Work item - Using the listing below, extract each line that has the word "What" in it.

Data for review -
-=-=-=-=-

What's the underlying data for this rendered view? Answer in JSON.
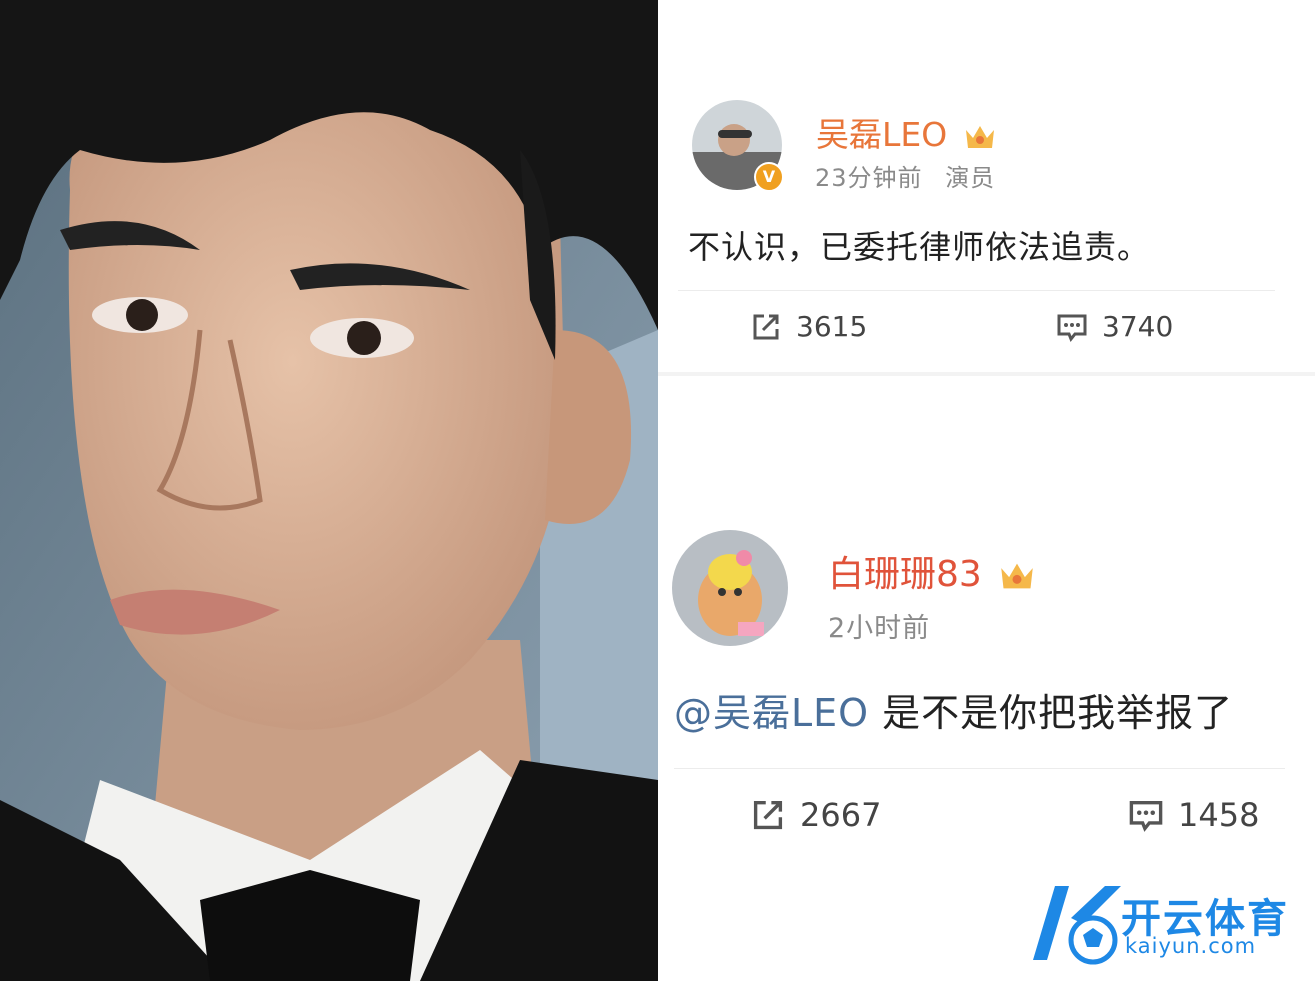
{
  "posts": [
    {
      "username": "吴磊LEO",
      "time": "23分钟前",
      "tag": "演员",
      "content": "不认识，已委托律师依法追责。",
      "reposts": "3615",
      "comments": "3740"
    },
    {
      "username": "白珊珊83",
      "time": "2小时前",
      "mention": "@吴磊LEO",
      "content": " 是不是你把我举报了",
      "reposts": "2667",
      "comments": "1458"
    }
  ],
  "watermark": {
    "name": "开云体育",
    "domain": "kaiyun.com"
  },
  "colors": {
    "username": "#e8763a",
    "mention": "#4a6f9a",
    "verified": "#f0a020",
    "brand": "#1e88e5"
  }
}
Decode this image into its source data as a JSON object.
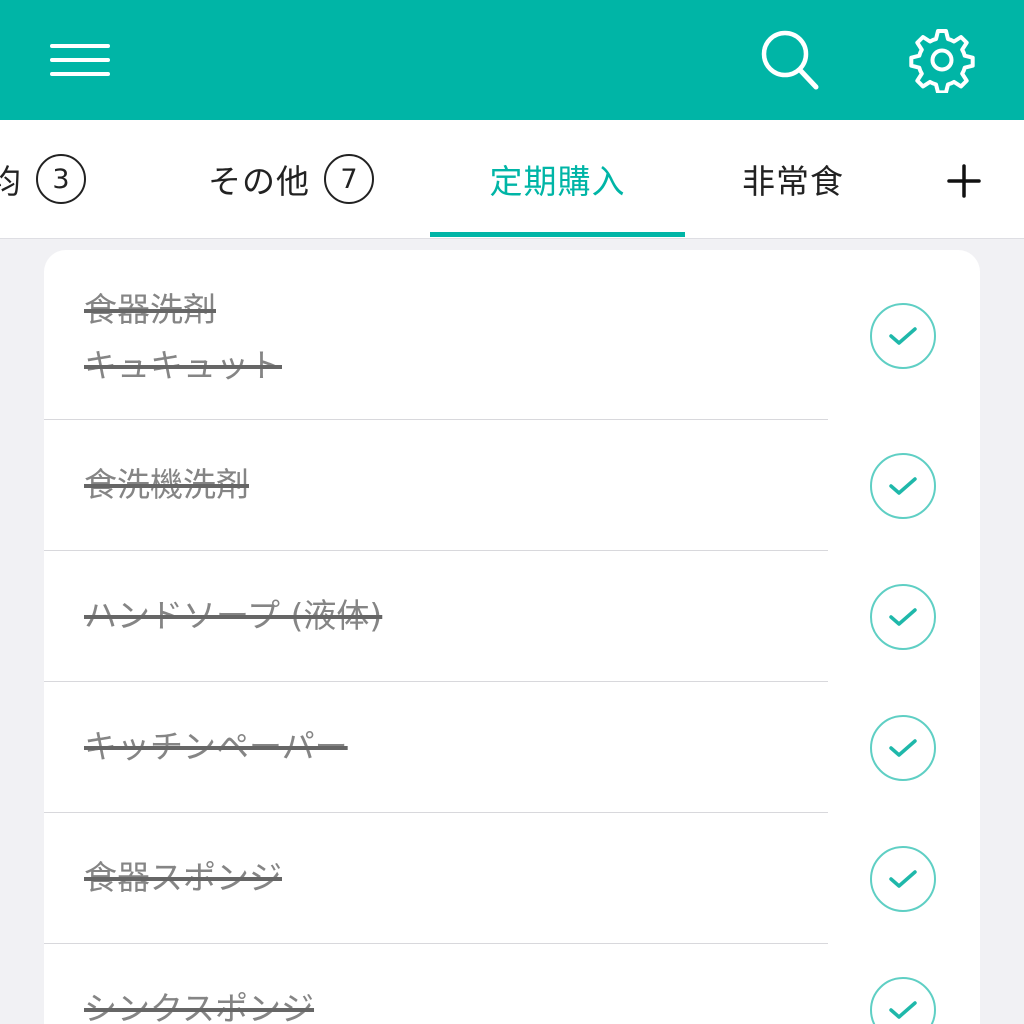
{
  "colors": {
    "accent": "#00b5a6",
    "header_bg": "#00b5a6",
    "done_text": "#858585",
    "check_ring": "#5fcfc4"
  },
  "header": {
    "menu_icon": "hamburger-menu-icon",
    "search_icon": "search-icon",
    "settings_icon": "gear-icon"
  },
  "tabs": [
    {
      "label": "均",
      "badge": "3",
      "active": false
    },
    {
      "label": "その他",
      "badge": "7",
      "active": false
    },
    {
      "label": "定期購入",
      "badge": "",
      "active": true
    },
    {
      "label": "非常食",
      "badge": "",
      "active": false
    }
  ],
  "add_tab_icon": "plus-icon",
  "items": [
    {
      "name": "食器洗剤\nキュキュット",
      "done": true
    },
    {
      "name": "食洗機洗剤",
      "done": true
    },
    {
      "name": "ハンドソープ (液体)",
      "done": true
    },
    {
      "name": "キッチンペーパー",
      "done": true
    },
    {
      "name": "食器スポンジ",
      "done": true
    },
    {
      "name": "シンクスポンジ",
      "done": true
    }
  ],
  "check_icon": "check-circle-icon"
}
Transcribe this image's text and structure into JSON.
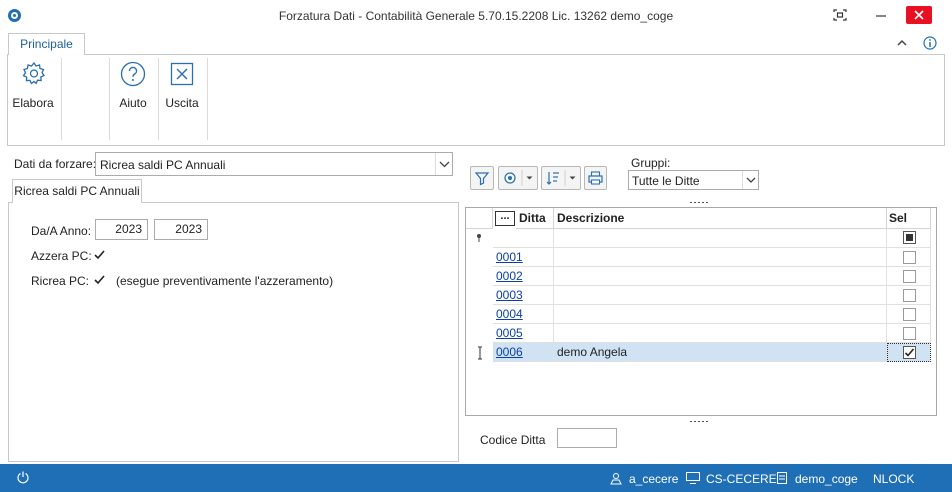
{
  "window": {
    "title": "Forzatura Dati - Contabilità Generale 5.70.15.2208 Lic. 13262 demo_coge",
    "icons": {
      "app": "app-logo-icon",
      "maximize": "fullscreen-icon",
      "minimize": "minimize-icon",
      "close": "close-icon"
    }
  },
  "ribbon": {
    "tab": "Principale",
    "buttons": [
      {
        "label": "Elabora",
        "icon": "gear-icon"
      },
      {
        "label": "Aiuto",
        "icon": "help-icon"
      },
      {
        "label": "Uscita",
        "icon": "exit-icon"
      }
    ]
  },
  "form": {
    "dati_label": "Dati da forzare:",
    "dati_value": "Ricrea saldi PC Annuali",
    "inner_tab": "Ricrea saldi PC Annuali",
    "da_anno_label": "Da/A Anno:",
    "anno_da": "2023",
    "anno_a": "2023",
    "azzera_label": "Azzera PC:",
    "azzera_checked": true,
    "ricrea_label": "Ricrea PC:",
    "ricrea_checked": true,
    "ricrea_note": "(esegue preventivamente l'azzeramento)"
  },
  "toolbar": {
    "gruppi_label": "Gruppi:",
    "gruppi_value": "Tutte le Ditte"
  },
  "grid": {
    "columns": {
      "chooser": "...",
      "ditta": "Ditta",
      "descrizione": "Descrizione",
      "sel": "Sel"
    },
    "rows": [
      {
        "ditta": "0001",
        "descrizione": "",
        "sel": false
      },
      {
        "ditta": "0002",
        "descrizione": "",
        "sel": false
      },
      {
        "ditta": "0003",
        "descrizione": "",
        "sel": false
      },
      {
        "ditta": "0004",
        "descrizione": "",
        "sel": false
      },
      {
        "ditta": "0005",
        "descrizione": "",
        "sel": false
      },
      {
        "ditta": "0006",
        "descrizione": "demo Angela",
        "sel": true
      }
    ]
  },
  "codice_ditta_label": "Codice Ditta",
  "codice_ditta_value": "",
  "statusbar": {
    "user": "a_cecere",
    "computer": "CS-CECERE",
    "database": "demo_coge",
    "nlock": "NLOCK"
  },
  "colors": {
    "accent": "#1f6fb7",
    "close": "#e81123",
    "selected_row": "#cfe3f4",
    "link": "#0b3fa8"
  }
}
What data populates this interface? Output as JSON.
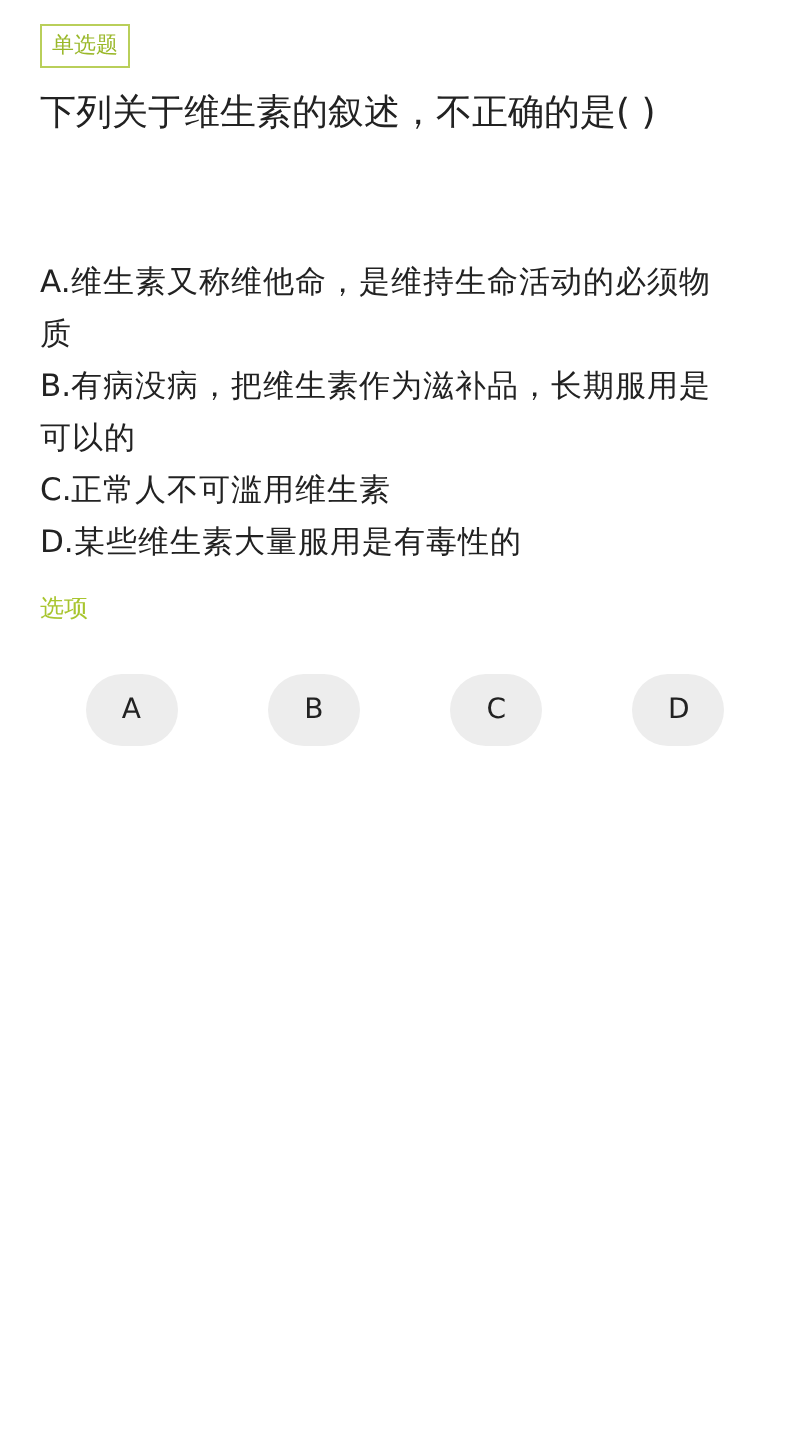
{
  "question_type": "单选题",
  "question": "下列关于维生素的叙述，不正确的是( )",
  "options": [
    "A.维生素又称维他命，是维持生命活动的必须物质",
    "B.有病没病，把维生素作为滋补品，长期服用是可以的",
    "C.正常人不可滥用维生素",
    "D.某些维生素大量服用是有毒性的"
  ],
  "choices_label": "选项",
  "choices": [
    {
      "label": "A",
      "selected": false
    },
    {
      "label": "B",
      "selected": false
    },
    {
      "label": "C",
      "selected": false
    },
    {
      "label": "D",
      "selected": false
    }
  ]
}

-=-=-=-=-

Response area -
What's the underlying data for this rendered view? Answer in JSON.
What data populates this interface? Output as JSON.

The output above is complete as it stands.